# WHAT YOU SHOULD DO
Search the entries below for the string "before" and copy the lines that hold it.

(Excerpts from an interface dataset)
________________

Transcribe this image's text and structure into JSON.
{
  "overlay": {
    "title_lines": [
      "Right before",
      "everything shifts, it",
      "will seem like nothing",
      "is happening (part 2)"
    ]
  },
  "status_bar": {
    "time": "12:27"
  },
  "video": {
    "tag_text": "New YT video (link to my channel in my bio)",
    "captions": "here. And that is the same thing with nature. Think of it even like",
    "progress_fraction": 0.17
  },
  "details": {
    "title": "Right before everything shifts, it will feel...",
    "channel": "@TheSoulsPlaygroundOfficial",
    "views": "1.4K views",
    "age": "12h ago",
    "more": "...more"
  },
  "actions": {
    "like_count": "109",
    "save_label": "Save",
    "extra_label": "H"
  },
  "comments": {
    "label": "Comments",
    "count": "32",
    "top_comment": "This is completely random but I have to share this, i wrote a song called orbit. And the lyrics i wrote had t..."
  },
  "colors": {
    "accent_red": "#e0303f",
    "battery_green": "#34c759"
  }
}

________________

# SOLUTION FOR THIS EXERCISE
      "Right before",
    "title": "Right before everything shifts, it will feel...",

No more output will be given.